# Are there any disasters with Projective Determinacy?

It is well-known that the Axiom of Choice entails a number of counter-intuitive results, Banach-Tarski paradox is only one example. In this MSE question, Martin Sleziak asked about similar undesirable consequences under the Axiom of Determinacy. I found this question very interesting and, for example, an equivalence relation on the real line with strictly more than continuum many equivalence classes really surprised me!

I've been wondering whether one can also find some problematic results under the Axiom of Projective Determinacy - the axiom considered to be "true" by some mathematicians. Are there any "disasters" with Projective Determinacy?

• I mean, Banach–Tarski still holds. Just the partition is not projective. Jul 3, 2019 at 21:07

I would say no, there are no "projective determinacy disasters" (other than the already-present ZFC disasters, of course). The point is that our ideas about how every set should behave don't really refine to ideas about how every projective set should behave - the class of projective sets is sufficiently technical that we approach it with a fairly open mind - and so we don't get the same "kick" as we do from full determinacy.

In a bit more detail:

Every determinacy disaster has a corresponding projective analogue - e.g. determinacy implies that the Vitali relation $$x\sim y\iff x-y\in\mathbb{Q}$$ has no transversal, and projective determinacy implies that it has no projective transversal. However, this analogy robs the disasters of a lot of their strength: our intuition that the Vitali relation should have a transversal doesn't in my opinion extend to an intuition that it should have a simple transversal, so this implication of projective determinacy isn't really counterintuitive.

Indeed, in my opinion this robs the disaster of all of its nonintuitiveness, and this pattern continues for all the other determinacy disasters (again, in my opinion).

The only disaster I can think of here is consistency implications: if you believe that ZFC + a measurable cardinal (for example) is likely to be inconsistent, then (once you see the relevant theorem) you also believe that ZFC + projective determinacy is inconsistent. And personally I don't think there is a truly compelling consistency argument at this level; I do think these theories are consistent, but I can easily imagine being wrong. This, of course, is not an issue with choice - Godel showed that ZFC is consistent if ZF is.
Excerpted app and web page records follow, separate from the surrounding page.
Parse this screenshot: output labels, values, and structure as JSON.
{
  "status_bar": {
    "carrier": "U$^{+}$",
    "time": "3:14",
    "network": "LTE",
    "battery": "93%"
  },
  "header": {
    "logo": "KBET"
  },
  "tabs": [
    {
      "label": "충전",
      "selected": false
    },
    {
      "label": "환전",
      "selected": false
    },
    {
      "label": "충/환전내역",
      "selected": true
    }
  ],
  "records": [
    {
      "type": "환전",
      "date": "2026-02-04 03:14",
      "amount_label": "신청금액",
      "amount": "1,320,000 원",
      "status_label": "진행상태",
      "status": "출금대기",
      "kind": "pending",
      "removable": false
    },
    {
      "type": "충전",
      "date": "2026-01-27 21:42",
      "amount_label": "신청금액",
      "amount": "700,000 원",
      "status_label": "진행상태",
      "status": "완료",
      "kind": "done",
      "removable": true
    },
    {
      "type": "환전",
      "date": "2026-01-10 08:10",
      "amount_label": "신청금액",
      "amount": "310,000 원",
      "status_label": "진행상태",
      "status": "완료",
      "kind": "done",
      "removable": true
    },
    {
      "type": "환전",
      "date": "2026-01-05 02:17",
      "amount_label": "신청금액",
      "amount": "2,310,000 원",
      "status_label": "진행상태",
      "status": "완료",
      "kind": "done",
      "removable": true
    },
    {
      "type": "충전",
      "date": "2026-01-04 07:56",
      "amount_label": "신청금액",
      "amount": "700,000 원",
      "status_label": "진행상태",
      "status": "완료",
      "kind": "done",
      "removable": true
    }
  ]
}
• Well, a measurable implies lightface PD, if my memory serves me right, and in fact much more than just that. That's kind of a plausibility argument from a measurable to "$n$ Woodin cardinals" for any $n$. Jul 3, 2019 at 22:29
• @AsafKaragila I don't really see how - lightface is much weaker than boldface. And even if I granted that, we'd just be reducing to a justification for a measurable. Honestly, I don't even think there's a truly compelling reason for ZF to be consistent - again, I'm just fairly confident that it is. Jul 3, 2019 at 22:30
• I don't know how Platonism work. I don't get that whole "belief that I'm correct". But if you believe Lightface PD, then I don't see why you wouldn't believe PD itself. Yes, that reduces to $0^\#$ or $x^\#$ for every real $x$, if I remember correctly. But if you really think about that, believing those already justifies a measurable. I mean, embeddings, man. Embeddings!!! Jul 3, 2019 at 22:33
• @Asaf Your first comment is off. The consistency strength of lightface $\Delta^1_2$ determinacy is one Woodin cardinal. And one Woodin cardinal does not imply this amount of determinacy, you obtain it in an appropriate forcing extension. Jul 5, 2019 at 13:31